The course provided us with wetsuits, while all of the rest of the class was ready to leave; I continued to be given wetsuits to try on. After what seemed like forever one of them, combined with another somehow fit, but was very large in a lot of places. That day we had one main male trainer and 2 who were there to observe and help out. When we finally got all of our equipment unloaded and prepped I noticed my weight belt barely fit over the baggy wetsuit and that the scuba vest itself once again would not clasp over my chest. Thinking things would be fine; I got over to the edge of the ice-cold river and began to ease my way into the water. I adjusted, got in, but was soon severely struggling. With all the extra weight of the wetsuit, I needed more weight added to my vest to equalize me. While the rest of the class patiently waited, two helpers screamed back and forth about how they needed to add more and more weight to me. As they tried to shove weights into my scuba vest, my weight belt fell off. For 20 minutes, even taking off my diving gloves allowing the negative degree water to enter my wetsuit, I did everything I could to get it back on, only to realize it was just going to fall off again.

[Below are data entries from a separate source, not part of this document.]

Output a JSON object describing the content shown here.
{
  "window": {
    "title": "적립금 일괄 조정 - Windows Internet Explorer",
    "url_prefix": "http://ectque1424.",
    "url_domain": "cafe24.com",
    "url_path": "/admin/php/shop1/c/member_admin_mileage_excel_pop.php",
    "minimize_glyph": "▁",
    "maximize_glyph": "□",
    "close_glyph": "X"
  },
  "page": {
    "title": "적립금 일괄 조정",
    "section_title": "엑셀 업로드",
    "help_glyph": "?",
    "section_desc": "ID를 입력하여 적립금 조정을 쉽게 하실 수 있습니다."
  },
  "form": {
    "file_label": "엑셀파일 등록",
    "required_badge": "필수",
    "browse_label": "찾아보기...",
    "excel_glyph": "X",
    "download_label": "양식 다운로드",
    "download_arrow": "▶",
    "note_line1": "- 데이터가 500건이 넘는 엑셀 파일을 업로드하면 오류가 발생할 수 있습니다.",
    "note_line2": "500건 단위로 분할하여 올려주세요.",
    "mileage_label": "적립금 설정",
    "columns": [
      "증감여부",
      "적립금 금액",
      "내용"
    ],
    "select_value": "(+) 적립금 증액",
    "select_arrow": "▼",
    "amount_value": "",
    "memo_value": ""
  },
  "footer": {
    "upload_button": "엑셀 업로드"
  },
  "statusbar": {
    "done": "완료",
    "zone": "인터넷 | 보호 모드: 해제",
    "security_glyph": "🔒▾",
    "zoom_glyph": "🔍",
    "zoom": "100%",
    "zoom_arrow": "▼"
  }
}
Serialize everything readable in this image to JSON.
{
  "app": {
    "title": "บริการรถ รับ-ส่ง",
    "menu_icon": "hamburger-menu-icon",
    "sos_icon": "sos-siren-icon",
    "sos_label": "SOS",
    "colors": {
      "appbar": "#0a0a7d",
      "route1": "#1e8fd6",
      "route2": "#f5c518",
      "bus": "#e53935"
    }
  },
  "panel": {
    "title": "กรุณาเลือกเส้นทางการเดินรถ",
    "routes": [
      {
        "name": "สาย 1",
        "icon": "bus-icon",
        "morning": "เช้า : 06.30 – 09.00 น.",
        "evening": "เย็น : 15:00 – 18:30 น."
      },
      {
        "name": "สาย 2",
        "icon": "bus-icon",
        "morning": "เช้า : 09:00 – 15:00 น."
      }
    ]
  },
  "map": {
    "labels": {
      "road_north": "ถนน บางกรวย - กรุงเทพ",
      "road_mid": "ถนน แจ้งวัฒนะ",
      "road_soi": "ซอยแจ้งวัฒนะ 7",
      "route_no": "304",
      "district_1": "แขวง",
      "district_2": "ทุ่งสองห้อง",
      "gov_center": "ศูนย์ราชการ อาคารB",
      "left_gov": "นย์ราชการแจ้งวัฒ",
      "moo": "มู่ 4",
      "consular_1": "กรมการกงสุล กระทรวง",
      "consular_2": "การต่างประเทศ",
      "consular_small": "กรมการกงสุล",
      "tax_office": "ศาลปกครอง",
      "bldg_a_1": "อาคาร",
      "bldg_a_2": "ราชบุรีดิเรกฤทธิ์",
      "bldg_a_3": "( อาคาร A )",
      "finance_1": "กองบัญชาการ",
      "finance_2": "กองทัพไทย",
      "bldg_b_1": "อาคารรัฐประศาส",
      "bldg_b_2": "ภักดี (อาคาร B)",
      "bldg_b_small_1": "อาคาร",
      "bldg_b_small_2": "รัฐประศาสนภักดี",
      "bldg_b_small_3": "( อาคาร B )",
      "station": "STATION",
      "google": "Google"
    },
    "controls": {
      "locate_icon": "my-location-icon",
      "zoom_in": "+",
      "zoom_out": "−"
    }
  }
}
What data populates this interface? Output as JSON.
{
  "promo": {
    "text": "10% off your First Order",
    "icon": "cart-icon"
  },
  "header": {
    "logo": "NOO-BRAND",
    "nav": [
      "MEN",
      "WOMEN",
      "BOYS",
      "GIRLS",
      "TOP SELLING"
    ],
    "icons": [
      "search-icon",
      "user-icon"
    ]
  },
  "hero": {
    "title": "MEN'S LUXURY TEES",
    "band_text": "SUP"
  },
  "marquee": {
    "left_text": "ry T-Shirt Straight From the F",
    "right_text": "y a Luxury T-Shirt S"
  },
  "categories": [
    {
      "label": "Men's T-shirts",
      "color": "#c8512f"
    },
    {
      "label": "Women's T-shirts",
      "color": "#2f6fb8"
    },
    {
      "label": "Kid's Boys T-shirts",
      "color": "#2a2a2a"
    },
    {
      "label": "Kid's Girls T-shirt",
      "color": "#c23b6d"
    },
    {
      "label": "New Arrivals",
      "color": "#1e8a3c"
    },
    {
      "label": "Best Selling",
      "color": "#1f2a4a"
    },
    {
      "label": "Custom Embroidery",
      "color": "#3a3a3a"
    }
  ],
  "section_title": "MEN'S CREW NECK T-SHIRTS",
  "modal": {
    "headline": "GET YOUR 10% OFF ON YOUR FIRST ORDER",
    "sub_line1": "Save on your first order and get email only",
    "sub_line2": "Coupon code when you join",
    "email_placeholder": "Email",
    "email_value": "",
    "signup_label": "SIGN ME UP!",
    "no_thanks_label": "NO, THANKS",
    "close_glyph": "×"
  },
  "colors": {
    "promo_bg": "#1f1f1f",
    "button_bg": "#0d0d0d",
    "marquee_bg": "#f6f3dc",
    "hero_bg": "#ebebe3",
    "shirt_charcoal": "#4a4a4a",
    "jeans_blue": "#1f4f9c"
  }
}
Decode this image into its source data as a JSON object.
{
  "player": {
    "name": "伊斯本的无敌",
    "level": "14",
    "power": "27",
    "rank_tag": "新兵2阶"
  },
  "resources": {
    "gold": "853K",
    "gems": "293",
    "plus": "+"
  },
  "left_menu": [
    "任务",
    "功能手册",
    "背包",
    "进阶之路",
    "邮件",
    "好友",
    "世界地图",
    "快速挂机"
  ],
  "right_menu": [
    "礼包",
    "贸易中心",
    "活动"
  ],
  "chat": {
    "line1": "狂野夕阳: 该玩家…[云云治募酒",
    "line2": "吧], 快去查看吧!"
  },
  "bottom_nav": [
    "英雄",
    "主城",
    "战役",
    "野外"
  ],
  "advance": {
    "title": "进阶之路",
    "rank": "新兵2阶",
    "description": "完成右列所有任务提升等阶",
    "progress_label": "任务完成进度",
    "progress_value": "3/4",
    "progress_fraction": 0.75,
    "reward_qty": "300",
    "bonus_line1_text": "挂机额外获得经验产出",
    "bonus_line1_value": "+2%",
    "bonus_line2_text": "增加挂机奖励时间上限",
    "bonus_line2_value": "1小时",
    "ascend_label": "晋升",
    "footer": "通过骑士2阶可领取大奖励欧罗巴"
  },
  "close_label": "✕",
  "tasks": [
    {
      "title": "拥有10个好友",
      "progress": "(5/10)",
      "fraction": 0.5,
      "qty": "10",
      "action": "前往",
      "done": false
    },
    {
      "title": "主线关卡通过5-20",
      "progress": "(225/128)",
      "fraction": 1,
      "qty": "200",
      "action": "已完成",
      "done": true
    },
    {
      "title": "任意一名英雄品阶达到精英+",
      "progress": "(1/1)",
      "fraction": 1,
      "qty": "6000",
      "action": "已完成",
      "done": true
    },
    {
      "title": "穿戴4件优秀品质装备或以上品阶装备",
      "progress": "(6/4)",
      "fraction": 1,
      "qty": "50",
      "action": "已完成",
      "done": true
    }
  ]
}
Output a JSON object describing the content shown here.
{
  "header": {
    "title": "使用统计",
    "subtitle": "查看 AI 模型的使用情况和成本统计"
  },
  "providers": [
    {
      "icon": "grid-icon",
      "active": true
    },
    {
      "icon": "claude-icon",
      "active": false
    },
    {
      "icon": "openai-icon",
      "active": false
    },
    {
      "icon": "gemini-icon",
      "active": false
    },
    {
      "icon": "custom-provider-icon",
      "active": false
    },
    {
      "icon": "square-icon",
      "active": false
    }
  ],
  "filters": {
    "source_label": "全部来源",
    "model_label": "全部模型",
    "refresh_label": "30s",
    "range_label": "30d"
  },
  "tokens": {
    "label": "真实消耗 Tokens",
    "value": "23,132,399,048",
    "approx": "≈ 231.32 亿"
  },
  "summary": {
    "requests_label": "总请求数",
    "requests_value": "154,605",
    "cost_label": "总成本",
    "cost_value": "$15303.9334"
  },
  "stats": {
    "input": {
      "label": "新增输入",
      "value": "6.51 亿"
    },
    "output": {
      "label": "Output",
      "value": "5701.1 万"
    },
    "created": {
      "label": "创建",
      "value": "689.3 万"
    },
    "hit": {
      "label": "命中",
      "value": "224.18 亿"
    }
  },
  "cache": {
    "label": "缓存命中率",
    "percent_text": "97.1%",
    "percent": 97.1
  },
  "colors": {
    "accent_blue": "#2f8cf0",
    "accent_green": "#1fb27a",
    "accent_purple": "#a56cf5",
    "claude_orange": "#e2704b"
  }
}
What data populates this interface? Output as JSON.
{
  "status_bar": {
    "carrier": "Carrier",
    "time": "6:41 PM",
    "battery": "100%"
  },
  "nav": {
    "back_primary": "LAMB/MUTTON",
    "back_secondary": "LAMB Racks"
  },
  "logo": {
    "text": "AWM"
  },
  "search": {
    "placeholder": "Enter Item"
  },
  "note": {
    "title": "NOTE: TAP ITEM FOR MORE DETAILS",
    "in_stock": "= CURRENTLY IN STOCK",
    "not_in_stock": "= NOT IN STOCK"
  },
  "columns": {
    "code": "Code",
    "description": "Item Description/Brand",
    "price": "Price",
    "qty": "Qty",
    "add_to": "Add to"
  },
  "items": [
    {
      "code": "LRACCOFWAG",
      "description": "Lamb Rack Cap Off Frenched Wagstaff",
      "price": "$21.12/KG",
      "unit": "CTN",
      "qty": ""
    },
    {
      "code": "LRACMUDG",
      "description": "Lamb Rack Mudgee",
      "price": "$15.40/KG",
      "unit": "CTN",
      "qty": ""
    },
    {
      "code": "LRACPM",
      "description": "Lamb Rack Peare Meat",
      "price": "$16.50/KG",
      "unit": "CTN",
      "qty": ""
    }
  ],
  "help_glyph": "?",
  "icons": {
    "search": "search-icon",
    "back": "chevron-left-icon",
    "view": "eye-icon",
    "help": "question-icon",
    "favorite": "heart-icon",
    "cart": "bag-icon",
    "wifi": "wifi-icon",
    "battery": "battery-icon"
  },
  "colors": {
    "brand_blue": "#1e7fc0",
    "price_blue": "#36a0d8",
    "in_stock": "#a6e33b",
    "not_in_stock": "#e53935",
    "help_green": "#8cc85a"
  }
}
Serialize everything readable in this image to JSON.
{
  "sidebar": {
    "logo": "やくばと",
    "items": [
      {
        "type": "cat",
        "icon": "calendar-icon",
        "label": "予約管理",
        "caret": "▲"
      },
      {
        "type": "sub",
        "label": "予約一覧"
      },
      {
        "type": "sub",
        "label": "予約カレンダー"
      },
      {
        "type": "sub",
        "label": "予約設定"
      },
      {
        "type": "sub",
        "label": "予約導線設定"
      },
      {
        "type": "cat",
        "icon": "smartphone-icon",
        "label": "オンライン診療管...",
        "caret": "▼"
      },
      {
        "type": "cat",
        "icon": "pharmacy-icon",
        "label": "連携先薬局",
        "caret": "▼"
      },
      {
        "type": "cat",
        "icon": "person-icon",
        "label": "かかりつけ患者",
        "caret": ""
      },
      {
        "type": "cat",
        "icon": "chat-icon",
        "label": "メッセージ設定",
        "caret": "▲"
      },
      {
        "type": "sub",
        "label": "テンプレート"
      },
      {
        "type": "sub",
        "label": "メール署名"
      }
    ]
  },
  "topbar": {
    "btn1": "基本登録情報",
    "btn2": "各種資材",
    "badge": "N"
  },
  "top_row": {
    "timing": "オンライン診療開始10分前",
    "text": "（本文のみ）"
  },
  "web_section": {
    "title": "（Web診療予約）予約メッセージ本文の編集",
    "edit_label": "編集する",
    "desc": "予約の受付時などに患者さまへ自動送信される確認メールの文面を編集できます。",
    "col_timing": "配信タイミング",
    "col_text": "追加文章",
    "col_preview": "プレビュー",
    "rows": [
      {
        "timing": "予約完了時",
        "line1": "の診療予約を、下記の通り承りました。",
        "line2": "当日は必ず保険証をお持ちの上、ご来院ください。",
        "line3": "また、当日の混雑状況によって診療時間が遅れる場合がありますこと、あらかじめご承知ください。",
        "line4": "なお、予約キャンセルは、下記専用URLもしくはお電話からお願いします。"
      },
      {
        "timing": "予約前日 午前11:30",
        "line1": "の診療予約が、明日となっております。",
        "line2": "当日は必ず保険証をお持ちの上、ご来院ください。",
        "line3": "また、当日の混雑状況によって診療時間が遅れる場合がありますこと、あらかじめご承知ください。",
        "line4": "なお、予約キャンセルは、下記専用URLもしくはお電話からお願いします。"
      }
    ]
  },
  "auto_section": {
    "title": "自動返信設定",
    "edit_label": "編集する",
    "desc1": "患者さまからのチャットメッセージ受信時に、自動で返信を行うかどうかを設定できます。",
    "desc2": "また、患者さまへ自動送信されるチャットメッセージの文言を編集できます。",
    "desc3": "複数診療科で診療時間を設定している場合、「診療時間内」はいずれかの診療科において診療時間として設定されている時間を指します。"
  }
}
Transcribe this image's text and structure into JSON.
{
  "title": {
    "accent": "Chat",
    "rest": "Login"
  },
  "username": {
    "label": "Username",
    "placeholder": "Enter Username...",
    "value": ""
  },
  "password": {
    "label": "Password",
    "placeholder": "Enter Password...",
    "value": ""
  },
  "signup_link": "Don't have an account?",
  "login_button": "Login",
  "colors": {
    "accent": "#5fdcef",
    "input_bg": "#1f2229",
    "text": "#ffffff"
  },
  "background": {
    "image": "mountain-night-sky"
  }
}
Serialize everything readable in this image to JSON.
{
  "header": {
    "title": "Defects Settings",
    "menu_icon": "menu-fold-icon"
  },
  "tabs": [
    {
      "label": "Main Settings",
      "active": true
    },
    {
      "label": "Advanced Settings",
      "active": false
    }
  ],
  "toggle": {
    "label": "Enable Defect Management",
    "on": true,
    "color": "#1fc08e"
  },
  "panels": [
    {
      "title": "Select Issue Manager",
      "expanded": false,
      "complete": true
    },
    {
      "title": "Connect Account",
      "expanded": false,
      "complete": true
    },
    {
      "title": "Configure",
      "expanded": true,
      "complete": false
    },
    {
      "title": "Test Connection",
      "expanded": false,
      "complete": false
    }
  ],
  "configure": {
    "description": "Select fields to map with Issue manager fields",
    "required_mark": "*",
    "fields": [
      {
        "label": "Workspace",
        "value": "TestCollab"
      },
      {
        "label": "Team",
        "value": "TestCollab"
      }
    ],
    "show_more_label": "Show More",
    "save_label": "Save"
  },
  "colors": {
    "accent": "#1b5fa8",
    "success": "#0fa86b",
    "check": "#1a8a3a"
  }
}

The main instructor was waiting with all the students and I screamed over to him that I was going to give up and that the class should just go underwater and do the test. He kept asking me why. I was mortified, my hands were frozen, and I was black and blue all over from being banged up from hitting all the rocks. He screamed out if I was just scared, and I just said yes. He told one of the instructors to stay with me. While I stayed composed, I had never been so mortified. The young instructor was around my age, and as I pulled off all of the heavy equipment, he kept asking me questions about why I wanted to scuba and if anyone in my family was into scuba and questioned why I even did it in the first place. He came off condescending and rude. I told him to have the instructor call me when he was done for the day. I was proud that I was able to reach my car before I started bawling.

When the instructor called me back later that day he told me he knew it was scary and that my equipment was not fitting well and that I could just get certified somewhere else when I went on vacation.

My Response: "Your equipment did not fit me and I did not feel safe. When I signed up for the course, I was guaranteed to leave with the certification. If you can't provide me the appropriate safe equipment, then you can give me my money back. I'm not going on vacation anytime soon, and that would cost additional money. I can do all the skills and I didn’t do anything wrong."

It was NOT safe to scuba with equipment that could suddenly fall off. People DIE scuba diving from not having appropriate gear. Not having a properly fitted wetsuit is a serious issue when diving in negative degree water. The trainer understood, and he personally took me out in the rainy cold day in late October one-on-one to get my dives over with. I was given a wetsuit that ACTUALLY fit and given a different scuba weight belt and vest. When I was finally able to scuba dive in the St. Lawrence I thought it was amazing! Out of all the classes I took at in college, I will probably remember that dive for the rest of my life.

I am officially a certified open water scuba diver!

No comments:

Post a Comment